> Exercise directions:
Wherever the string "JSON" appears in the records, return the line that holds it.

** Exercise materials follows **

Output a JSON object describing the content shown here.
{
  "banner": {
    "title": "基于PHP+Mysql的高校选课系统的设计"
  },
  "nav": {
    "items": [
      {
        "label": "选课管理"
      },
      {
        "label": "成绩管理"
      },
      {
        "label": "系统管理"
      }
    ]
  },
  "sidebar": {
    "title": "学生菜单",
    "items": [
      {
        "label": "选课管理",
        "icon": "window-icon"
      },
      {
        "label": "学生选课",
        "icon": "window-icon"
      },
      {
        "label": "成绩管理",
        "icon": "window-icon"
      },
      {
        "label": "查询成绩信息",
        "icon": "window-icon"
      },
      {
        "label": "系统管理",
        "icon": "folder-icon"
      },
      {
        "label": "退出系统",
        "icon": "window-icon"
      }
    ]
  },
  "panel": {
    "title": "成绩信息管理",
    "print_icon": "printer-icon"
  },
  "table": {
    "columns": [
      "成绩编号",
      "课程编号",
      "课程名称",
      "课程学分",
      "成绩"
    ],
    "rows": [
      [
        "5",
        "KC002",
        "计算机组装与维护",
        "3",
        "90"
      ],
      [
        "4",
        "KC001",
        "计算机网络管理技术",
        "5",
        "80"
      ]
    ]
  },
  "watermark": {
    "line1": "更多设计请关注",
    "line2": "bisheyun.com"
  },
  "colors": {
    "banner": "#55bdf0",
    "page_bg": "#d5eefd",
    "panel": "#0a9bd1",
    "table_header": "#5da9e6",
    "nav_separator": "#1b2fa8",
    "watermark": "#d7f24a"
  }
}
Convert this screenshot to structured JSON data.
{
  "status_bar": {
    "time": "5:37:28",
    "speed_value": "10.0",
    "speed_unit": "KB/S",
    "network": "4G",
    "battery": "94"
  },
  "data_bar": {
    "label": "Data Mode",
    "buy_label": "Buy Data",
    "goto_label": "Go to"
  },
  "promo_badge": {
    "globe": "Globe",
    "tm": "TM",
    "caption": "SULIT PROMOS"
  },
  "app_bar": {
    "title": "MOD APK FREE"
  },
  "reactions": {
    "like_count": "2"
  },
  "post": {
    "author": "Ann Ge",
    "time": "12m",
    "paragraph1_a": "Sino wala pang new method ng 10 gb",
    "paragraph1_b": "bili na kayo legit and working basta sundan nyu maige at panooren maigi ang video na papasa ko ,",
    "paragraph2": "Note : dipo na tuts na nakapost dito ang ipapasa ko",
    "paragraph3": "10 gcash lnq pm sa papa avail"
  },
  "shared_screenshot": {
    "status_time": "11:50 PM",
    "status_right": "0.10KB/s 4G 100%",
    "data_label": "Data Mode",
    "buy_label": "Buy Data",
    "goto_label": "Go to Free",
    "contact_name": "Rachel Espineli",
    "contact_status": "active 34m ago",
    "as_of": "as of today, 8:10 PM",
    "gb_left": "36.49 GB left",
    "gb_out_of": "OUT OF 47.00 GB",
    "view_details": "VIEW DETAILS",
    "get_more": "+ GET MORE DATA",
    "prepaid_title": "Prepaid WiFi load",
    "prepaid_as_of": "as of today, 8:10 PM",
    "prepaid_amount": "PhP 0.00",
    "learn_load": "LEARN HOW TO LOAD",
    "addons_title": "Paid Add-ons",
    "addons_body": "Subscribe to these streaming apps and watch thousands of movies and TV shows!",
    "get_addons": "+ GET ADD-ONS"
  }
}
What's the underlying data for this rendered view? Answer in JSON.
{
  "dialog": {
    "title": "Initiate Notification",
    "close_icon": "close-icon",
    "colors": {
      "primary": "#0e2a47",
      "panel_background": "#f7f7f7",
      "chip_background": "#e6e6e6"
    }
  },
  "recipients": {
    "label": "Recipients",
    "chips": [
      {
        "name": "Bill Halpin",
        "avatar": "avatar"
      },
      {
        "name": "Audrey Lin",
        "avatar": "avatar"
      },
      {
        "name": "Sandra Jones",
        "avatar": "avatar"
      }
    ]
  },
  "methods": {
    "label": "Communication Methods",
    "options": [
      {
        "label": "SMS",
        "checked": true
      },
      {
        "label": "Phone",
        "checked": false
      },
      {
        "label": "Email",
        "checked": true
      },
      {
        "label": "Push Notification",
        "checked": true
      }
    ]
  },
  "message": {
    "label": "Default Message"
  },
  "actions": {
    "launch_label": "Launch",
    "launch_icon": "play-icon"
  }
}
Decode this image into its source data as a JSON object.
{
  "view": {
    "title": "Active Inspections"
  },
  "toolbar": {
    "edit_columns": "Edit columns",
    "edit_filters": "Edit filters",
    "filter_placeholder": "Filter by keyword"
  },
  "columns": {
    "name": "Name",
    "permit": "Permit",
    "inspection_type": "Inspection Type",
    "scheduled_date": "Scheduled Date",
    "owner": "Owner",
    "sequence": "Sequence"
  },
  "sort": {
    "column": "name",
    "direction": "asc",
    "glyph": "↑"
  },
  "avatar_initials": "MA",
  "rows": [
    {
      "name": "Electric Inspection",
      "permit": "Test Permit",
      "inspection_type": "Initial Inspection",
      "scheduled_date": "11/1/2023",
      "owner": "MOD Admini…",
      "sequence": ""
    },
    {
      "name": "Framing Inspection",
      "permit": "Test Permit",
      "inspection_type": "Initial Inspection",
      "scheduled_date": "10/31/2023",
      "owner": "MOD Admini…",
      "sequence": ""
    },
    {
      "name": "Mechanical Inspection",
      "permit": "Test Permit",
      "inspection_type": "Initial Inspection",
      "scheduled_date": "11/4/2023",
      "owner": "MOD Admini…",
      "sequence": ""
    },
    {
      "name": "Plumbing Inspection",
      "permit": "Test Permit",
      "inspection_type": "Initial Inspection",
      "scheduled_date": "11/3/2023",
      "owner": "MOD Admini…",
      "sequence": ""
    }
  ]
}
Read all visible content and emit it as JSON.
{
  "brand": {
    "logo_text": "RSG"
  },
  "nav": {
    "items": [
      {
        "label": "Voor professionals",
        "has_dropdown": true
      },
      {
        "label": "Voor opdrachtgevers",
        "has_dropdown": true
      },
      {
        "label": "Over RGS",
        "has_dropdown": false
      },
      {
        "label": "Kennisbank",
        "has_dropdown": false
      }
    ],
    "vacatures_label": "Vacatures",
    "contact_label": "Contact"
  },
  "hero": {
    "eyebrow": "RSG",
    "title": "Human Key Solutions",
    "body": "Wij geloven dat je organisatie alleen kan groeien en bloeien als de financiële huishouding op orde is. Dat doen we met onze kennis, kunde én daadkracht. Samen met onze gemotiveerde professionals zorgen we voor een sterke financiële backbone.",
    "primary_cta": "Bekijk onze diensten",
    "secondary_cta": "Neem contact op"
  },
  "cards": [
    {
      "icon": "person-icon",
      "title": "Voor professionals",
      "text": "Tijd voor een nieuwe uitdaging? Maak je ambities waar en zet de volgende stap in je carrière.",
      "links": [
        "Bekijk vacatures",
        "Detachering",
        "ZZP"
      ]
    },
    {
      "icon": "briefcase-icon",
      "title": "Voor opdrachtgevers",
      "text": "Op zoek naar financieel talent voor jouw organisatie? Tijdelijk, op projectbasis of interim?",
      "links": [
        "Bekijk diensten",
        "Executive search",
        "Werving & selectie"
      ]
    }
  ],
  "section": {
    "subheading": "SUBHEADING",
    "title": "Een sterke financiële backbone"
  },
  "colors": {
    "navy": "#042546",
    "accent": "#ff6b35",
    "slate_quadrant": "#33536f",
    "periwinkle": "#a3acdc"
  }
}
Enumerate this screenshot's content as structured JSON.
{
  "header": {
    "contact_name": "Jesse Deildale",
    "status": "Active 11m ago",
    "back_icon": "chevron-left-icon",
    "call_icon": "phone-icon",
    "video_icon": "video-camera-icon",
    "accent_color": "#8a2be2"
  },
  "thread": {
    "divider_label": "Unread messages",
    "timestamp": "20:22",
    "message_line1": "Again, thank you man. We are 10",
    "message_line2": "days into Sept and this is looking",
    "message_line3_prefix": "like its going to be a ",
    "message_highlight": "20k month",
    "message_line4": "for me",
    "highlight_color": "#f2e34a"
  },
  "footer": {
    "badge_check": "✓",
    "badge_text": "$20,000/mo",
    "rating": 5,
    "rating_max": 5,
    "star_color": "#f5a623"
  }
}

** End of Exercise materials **

> Response below:
Output a JSON object describing the content shown here.
Convert this screenshot to structured JSON data.
What's the underlying data for this rendered view? Answer in JSON.
Decode this image into its source data as a JSON object.
Read all visible content and emit it as JSON.
Enumerate this screenshot's content as structured JSON.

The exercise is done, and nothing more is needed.